The 2013 foliage season just kicked into high gear! Fall colors have advanced significantly, particularly in the northern part of the Midwest, while New England is showing some color in the north.
Astronomically, the first day of fall is Sunday, September 22, when the sun’s perpendicular rays cross the equator. Each day gets shorter, causing a chemical reaction in the leaves that leads to the color change. As days become cooler and shorter, the trees’ ability to make chlorophyll, a pigment that keeps the leaves green, decreases, causing the leaves to become red, orange and purple.
The fall colors are now pretty widespread across the higher elevations of northern New England. Leaves are yellow in northern New England, from New York to Maine.
New England Tips: Take a north-south road from the major cities into the northern tier. Consider a north-south highway like Interstates 81, 87, 89 or 91. This will get you to the edge of the mountains, after which point, there’s numerous state roads that allow for a loop into the better fall colors. If you want to take an east-west road, consider U.S. Route 11 through northern New York or U.S. Routes 2 or 4 through northern and central Vermont, New Hampshire and Maine.
Northern Minnesota is awash in bright orange and red, with pockets of moderate color already visible. Similar results can be seen in the Michigan Upper Peninsula and northern Wisconsin, where the green hues are mixing with orange and yellow.
Mid-West Tips: The best highways to take you through the best colors are U.S. Route 2 and U.S. Route 8, both of which are east-west roads that make their way through central Minnesota and northern Wisconsin. Route 2 emanates from Duluth, Minn., before heading for the Michigan Upper Peninsula, while U.S. Route 8 starts in the Minneapolis suburbs and winds its way east toward the border with Michigan. U.S. Route 51 (which is Interstate 39 south of Wausau) bisects some of low to moderate colors.
If you are planning to check out the foliage, be sure to grab a jacket — mornings can be chilly!

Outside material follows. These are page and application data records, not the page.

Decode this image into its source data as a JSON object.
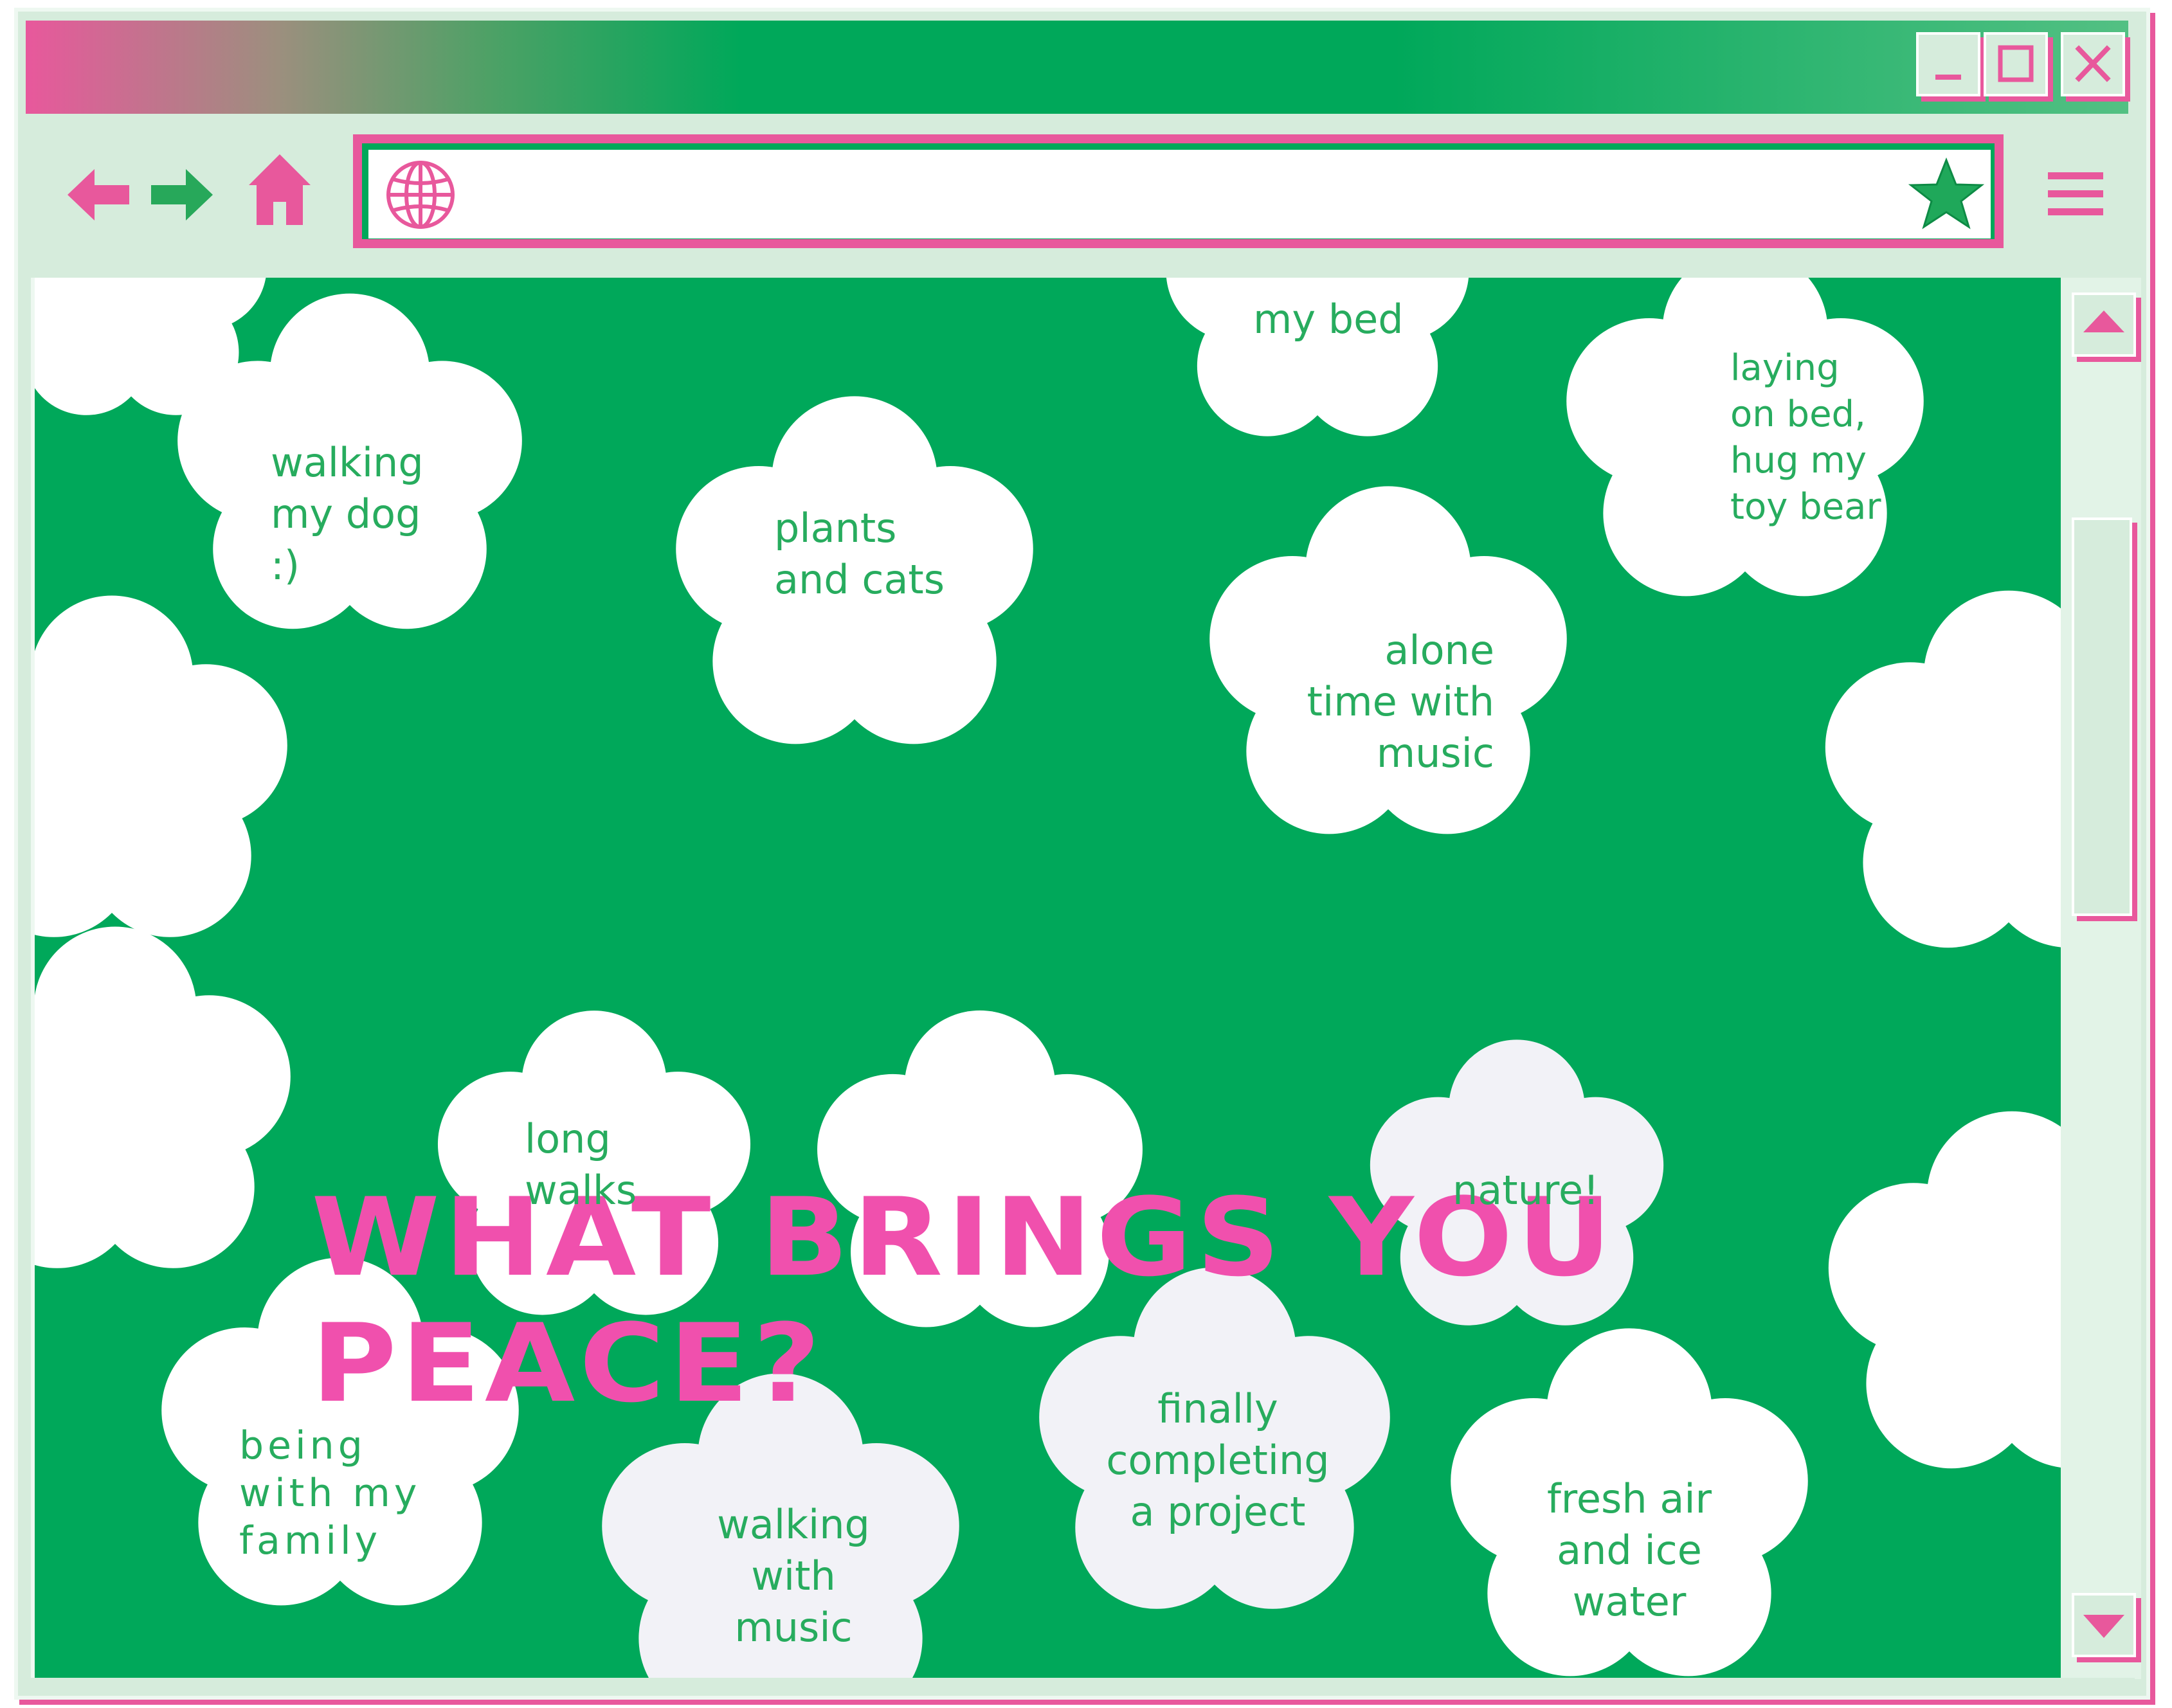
{
  "window": {
    "controls": {
      "minimize": "_",
      "maximize": "□",
      "close": "×"
    }
  },
  "toolbar": {
    "back_icon": "arrow-left-icon",
    "forward_icon": "arrow-right-icon",
    "home_icon": "home-icon",
    "globe_icon": "globe-icon",
    "bookmark_icon": "star-icon",
    "menu_icon": "hamburger-menu-icon",
    "address_value": ""
  },
  "page": {
    "headline": "WHAT BRINGS YOU PEACE?",
    "notes": [
      "walking\nmy dog\n:)",
      "plants\nand cats",
      "my bed",
      "laying\non bed,\nhug my\ntoy bear",
      "alone\ntime with\nmusic",
      "long\nwalks",
      "nature!",
      "being\nwith my\nfamily",
      "walking\nwith\nmusic",
      "finally\ncompleting\na project",
      "fresh air\nand ice\nwater"
    ]
  },
  "colors": {
    "accent_pink": "#e8589c",
    "headline_pink": "#f050ad",
    "brand_green": "#00a85a",
    "frame_mint": "#d6ecdc",
    "note_text_green": "#27ac5e",
    "cloud_white": "#ffffff",
    "cloud_lavender": "#f2f2f7"
  }
}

Be sure to check to any potential rain or thunderstorms, especially in upstate New York.
Stay Safe. Know Before™.
-The WeatherBug – Earth Networks Team